” I like helping people. I like to work for and on behalf of workers. It’s really a lot of grassroots community work, ”she said.
Now working for the union itself, Fields negotiated contracts, helped staff at universities like UMass Amherst achieve career ladders, recruited temporary staff into permanent positions, and prompted universities to invest money. money in professional development.
“More certification means more training, more skills, more money,” she said.
In 2016, Field began her current role with the Massachusetts Nurses Association (MNA), the state’s largest nursing union, as Associate Director of the Legislative and Government Affairs Division where she works as a lobbyist. and organizer.
Protect access to maternity care
Before the pandemic, one of the biggest issues she worked on was protecting access to maternity care in Southeast Massachusetts. For example, when Morton Hospital closed its maternity ward in 2018, she quickly looked into how she could ensure that pregnant women in Taunton and the surrounding area would retain access to maternal health care.
“When this unit was closed it was devastating for this community, especially for low income women,” she said.
Morton, owned by Steward Health Care, planned to send his patients to Good Samaritan Hospital in Brockton, but what happened was not that simple.
“A year after this happened, the MP and I discovered that there was only one practicing obstetrician left here in the town of Taunton,” she said. “And I was hearing stories from nurses at Brockton hospitals that patients were coming in ready to give birth with little or no prenatal care.”
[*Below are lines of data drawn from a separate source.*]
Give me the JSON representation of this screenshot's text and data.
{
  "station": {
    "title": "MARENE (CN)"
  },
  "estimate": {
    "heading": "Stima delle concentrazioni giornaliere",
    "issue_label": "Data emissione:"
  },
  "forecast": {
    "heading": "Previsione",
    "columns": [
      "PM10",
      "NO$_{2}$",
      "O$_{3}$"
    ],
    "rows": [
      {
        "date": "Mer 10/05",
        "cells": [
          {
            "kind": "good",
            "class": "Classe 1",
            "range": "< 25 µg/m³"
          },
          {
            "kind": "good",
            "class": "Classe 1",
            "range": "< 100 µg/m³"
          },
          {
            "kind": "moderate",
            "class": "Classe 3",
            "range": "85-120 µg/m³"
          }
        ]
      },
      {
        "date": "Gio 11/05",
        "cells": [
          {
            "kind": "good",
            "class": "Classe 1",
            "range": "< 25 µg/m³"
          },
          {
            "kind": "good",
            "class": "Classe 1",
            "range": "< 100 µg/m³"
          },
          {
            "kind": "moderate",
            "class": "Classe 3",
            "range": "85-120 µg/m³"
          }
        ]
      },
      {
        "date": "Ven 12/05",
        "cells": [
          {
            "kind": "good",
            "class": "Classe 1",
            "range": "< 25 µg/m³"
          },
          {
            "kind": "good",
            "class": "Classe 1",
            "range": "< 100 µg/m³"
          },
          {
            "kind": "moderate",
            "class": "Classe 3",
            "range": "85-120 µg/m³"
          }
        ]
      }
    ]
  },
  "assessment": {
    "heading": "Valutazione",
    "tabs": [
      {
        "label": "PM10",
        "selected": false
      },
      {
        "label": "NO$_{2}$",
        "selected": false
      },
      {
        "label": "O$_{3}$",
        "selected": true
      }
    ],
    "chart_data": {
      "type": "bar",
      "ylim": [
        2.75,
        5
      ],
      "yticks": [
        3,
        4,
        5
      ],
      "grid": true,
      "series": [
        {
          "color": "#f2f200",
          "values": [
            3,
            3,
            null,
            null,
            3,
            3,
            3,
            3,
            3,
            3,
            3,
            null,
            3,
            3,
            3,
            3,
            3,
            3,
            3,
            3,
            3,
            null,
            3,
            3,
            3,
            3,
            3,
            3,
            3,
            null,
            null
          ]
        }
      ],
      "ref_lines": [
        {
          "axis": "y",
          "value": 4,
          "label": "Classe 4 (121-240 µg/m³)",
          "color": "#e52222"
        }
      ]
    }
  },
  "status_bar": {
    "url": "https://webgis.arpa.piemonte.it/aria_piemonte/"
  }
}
So Field took action by arranging meetings with stakeholders at the Taunton Public Library. Local nurses and politicians, representatives from the Ministry of Children and Family Services, local hospitals and other local agencies and organizations attended.
Together, the group reflected on what they could do to keep maternal health care accessible despite the change. Together, they envisioned and implemented initiatives such as hiring more midwives in maternity wards and increasing transportation to hospitals.
The COVID pandemic felt like “a very long day”
But, of course, for the past year and a half Fields has been working on issues related to COVID.
“It feels like a really long day, the last 16 months,” she said.
At first, Field said, it was about getting PPE for local healthcare workers. She organized donations of PPE for emergency management agencies to give to healthcare workers and the surrounding community, and also helped connect local manufacturers to the state government so they could move on to the production of PPE.
“What I really enjoyed doing is connecting people with people and agencies to find solutions,” she said.
Then Field moved on to helping reopen the state, distribute vaccines, and train businesses on what they needed to do to safely open up through the Task Force on. Brockton’s health equity.
Now, Field said, she is working on what’s called “presumption legislation” that would ensure that healthcare workers who contracted COVID-19 last year, of which there are many, are believed to have contracted the disease at work. This will allow them to get workers compensation for time off instead of having to use accumulated sick leave.
Support for caregivers traumatized by COVID
Field said she was also working on legislation to create a study on the impact of COVID-19 on the behavioral and emotional well-being of children, as well as its impact on healthcare workers.
“The hospitals weren’t allowing visitors. So in some particularly affected places it was really the nurse or CNA holding people’s hands when they died. And it was very, very traumatic.” , she said.
Field said a misconception about his work is that it primarily benefits union members. In fact, she says, she loves her job because it helps all healthcare workers, as well as the community at large.
And that is why she will continue her work, regardless of the next health crisis.
“It makes a difference in people’s lives. I think this work is important for the community,” she said. “Access to health care is important for everyone because we all need health care along the way.”